These recurring but irregular expenses include things like dental cleanings, doctors’ appointments, car maintenance, insurance premiums, and yearly subscriptions to magazines and clubs. Go through last year’s bank and credit card statements and look for charges that occur annually, quarterly, or semi-annually and find out approximately what you can expect to pay this year for similar charges and when.

Note that these expenses are not the same as emergencies. These are things you know you will need to pay for over the course of the year. Emergencies, like a broken timing belt or a visit to the E.R., cannot by definition be part of your budget because they’re unexpected. Instead, work towards saving up an “emergency fund” that can cover these types of expenses. (But the amount you save every month towards building up your emergency fund can go on your budget sheet, since you know it’s an upcoming expense!)

Budget Mistake 5: Assuming That Expenses Will Stay the Same

This is true for things like cable TV bills, which have a curious way of creeping up every month, and insurance premiums, which can change depending on the claims you made or the group you’re insured with. While many expenses will stay relatively stable from month to month and even year to year, don’t forget the expenses that will change, as they could throw your whole budget off.

Budget Mistake 6: Not Consulting With the Family

If you live alone and handle your own finances, this isn’t applicable to you, but if you’re budgeting for the household, listen up. You’ve got to take the needs and wants of the other family members into account. Ask what their regular and occasional expenses are that come out of the family budget. If you have kids, you have to consider expenses related to school, after-school activities, trips, clothes, and allowance. Also factor in money for family trips and events.

Budget Mistake 7: Not Saving, Not Even a Little

The best way to save is to put away a little at a time, so make sure that’s part of your monthly budget. Don’t wait for the magical day where everything is fully paid off and you have gobs of extra cash lying around before you start saving for your future, because that day may never come.

The easiest way to do it is to make things automatic. You can arrange direct deposits from your paycheck into your IRA or other savings account, for example, or set up a savings account related to your checking account and transfer funds automatically every paycheck.
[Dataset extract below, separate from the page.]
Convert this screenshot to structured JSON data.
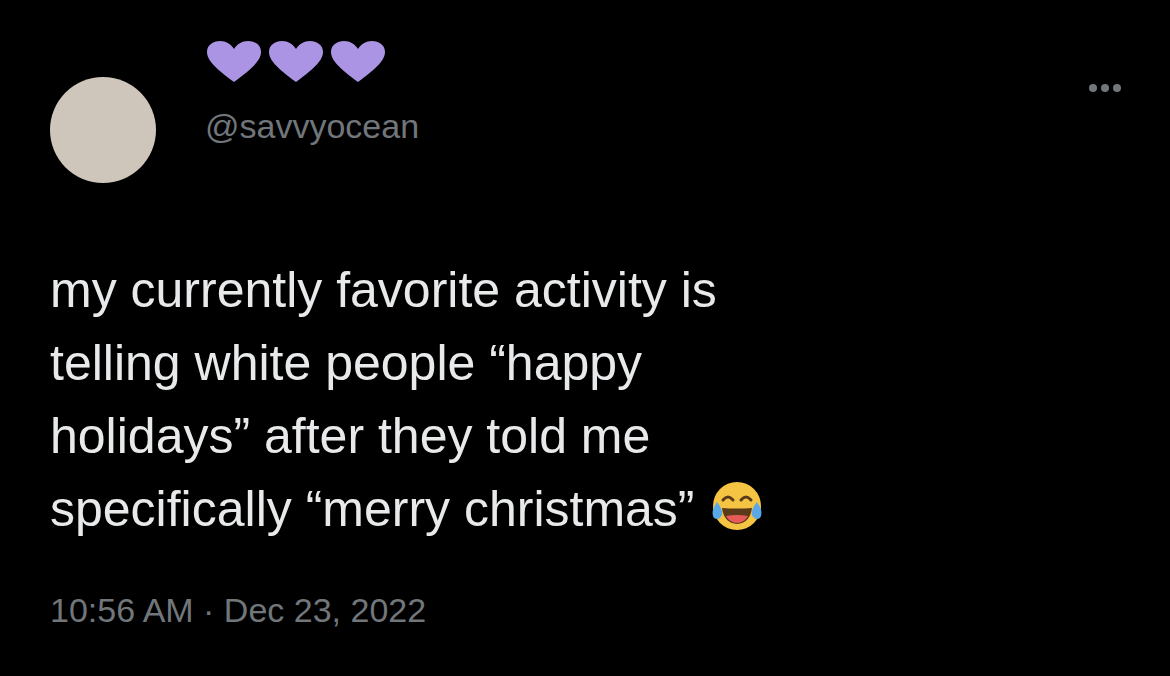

Once you’ve saved a certain amount, you can take that money and contribute to a retirement account or invest in the market.

The beauty of this method is that you never really see the money in your checking account, so you’ll never miss it.

Click here to add a comment

Leave a comment: